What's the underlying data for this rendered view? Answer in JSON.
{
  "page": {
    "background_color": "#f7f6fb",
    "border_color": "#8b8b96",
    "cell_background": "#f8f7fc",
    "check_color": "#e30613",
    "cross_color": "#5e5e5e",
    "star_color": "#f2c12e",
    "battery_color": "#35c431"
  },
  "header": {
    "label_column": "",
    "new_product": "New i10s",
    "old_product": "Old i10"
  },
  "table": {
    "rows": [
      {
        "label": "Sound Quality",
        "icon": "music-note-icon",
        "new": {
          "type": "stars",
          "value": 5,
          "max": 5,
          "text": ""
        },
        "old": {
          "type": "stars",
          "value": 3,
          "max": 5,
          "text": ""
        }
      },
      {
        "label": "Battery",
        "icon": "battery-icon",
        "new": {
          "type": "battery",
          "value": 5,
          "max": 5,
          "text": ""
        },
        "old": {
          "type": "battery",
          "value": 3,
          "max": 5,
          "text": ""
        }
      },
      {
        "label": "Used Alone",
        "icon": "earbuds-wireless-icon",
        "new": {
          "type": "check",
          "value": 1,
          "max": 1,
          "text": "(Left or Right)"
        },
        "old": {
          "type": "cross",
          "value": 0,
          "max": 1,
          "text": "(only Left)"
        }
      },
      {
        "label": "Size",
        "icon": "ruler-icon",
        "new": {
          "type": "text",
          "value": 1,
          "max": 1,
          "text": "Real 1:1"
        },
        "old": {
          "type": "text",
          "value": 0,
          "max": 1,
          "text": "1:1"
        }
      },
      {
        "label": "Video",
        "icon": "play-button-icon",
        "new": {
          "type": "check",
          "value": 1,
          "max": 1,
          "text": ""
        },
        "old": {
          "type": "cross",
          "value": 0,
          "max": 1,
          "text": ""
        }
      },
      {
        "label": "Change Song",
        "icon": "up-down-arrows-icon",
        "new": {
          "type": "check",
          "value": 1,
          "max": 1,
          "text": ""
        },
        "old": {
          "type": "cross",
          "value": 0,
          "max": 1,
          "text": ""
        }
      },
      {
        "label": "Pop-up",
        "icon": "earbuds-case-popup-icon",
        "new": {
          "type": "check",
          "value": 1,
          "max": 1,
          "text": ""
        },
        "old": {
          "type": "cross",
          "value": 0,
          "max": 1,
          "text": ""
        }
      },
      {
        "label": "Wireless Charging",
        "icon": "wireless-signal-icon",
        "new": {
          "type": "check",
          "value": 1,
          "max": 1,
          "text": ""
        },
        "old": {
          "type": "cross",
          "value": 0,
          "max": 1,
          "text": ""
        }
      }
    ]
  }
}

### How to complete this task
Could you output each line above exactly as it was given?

### Answer area
What's the underlying data for this rendered view? Answer in JSON.
{
  "page": {
    "background_color": "#f7f6fb",
    "border_color": "#8b8b96",
    "cell_background": "#f8f7fc",
    "check_color": "#e30613",
    "cross_color": "#5e5e5e",
    "star_color": "#f2c12e",
    "battery_color": "#35c431"
  },
  "header": {
    "label_column": "",
    "new_product": "New i10s",
    "old_product": "Old i10"
  },
  "table": {
    "rows": [
      {
        "label": "Sound Quality",
        "icon": "music-note-icon",
        "new": {
          "type": "stars",
          "value": 5,
          "max": 5,
          "text": ""
        },
        "old": {
          "type": "stars",
          "value": 3,
          "max": 5,
          "text": ""
        }
      },
      {
        "label": "Battery",
        "icon": "battery-icon",
        "new": {
          "type": "battery",
          "value": 5,
          "max": 5,
          "text": ""
        },
        "old": {
          "type": "battery",
          "value": 3,
          "max": 5,
          "text": ""
        }
      },
      {
        "label": "Used Alone",
        "icon": "earbuds-wireless-icon",
        "new": {
          "type": "check",
          "value": 1,
          "max": 1,
          "text": "(Left or Right)"
        },
        "old": {
          "type": "cross",
          "value": 0,
          "max": 1,
          "text": "(only Left)"
        }
      },
      {
        "label": "Size",
        "icon": "ruler-icon",
        "new": {
          "type": "text",
          "value": 1,
          "max": 1,
          "text": "Real 1:1"
        },
        "old": {
          "type": "text",
          "value": 0,
          "max": 1,
          "text": "1:1"
        }
      },
      {
        "label": "Video",
        "icon": "play-button-icon",
        "new": {
          "type": "check",
          "value": 1,
          "max": 1,
          "text": ""
        },
        "old": {
          "type": "cross",
          "value": 0,
          "max": 1,
          "text": ""
        }
      },
      {
        "label": "Change Song",
        "icon": "up-down-arrows-icon",
        "new": {
          "type": "check",
          "value": 1,
          "max": 1,
          "text": ""
        },
        "old": {
          "type": "cross",
          "value": 0,
          "max": 1,
          "text": ""
        }
      },
      {
        "label": "Pop-up",
        "icon": "earbuds-case-popup-icon",
        "new": {
          "type": "check",
          "value": 1,
          "max": 1,
          "text": ""
        },
        "old": {
          "type": "cross",
          "value": 0,
          "max": 1,
          "text": ""
        }
      },
      {
        "label": "Wireless Charging",
        "icon": "wireless-signal-icon",
        "new": {
          "type": "check",
          "value": 1,
          "max": 1,
          "text": ""
        },
        "old": {
          "type": "cross",
          "value": 0,
          "max": 1,
          "text": ""
        }
      }
    ]
  }
}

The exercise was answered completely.